It's all very hard to predict, and i'd want a pretty big margin of safety before I bought. See my valuation.
Kogan has released trading details for July (here).
This shows an acceleration from the strong gains reported for June (here). Very impressive.
Based on unaudited figures released to date, the company is trading on a EV/EBITDA ratio of approx 36x. (using adjusted EBITDA of 49.7m for FY20 -- a 32%-odd imporvement on FY19). That likely translates into a PE of roughly 65 or so.
The current share price is probably about fair if you assume this annual pace of growth can be sustained in the coming years. The question is how much of this is due to the covid-induced acceleration to online shopping; is it a one-off sugar hit, or something more sustainable?
I'm also mindful that the macro conditions still appear challenging -- especially once government support payments start to roll back. This is discretionary retail after all.
It is worth noting that Kogan has fared extremely well in the face of Amazon's launch into Oz -- something that I was worried would crimp their growth. Credit where it's due.

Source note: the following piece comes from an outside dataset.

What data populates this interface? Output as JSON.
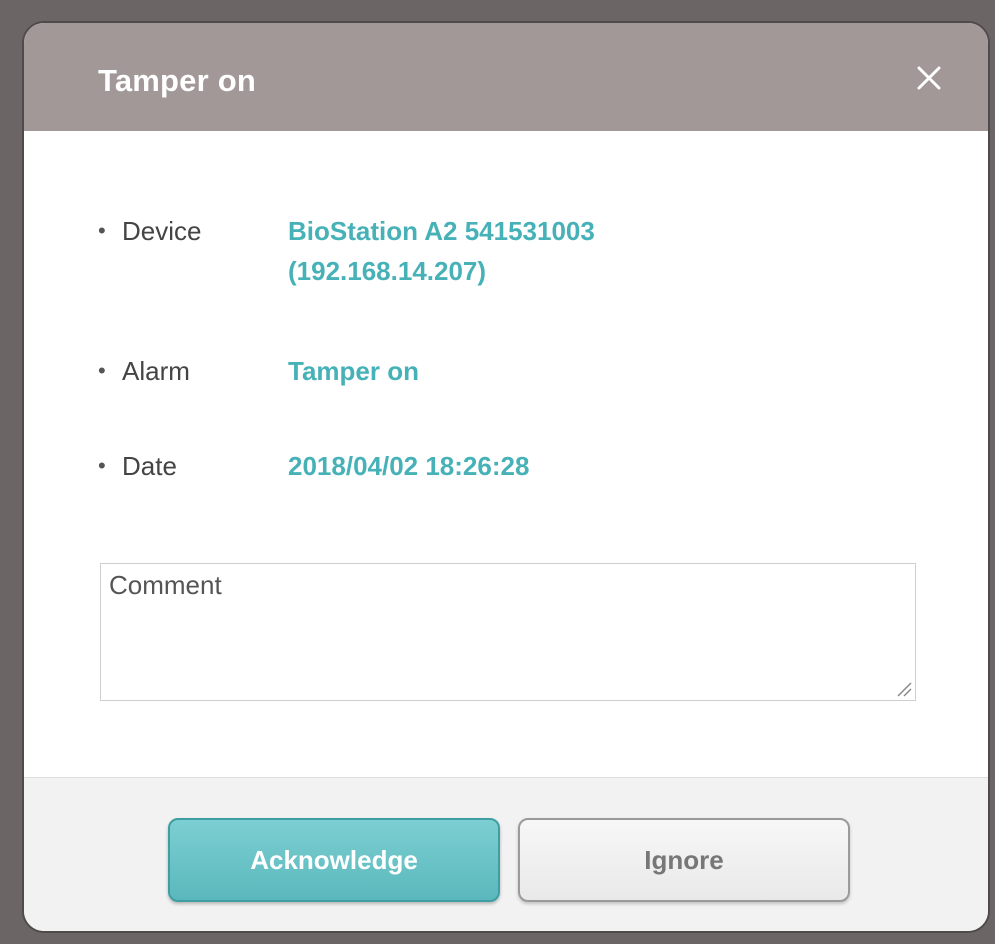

I'm not a holder, and not inclined to be at the current price -- i'd want a wider margin of safety.
Preliminary Results were released today -- 23/7/19
As for financials:
At the current price ($5.20), Kogan has an enterprise value of $461.3m which is about 14 times FY19 EBITDA
Based on similar Interest Tax Depreciation & Amortisation costs (as a percentage), NPAT should be roughly ~17.6m, or 18.8cps, shares are on a forward PE of ~28 times.
Full announcement here
Kogan released a hell of a trading update today (17/1/19), one that sent shares up a massive 22%.
The company reported a record xmas trading period, with active customer numbers surging more than 32% year on year.
Total (unaudited) revenue growth was 9.7% stronger compared with previous corresponding period, but a poor result from Apple products and changes to GST laws mask much stronger growth within Exclusive brands segment (up 23%) and Partner Brands (up 92%). Excluding Apple products, Global brands segment saw a 8.5% rise in revenues.
Meanwhile, gross margins appear to have recovered, and Kogan mobile customers grew by 75%.
Read the full announcement here
Kogan has a very impressive history and is led by a capable founder. I think it will continue to grow (on average) in the years ahead, but...
Even under optimistic scenarios, I find it incredibly difficult to justify the current market valuation.
For example, let's assume the business grows sales at ~30% per annum through to 2022, giving it >$1b in revenue. Let's also assume it improves net margins (currently at 2.4%) to 4%. Finally, let's assume that even after all that growth, it can still attract a PE of 20 in 2022.
If we demand a 10% average annual capital gain between then and now, that gives a 'fair value' of $5.41.
Let's look at it another way..
Kogan currently has about 2.4% of the online market, which is approx $17b
Let's say the online market grows at 20% per year, and Kogan increases its market share to 4% by 2022 (presently, it's about 1.8%). We'll also assume it generates a 4% net margin at that time and sports a PE of 20.
Again demanding a 10% average annual capital return, that gives a share price of $8.52
So my view is that even under very robust assumptions, the share price still looks very much overpriced.
Because Kogan has been moving into a lot of new areas, leveraging off it's existing platform and generating high incremental earnings, it could potentially exceed what I have (generously) assumed above, especially if it can continue to attract high market multiples, but this one really is priced for perfection...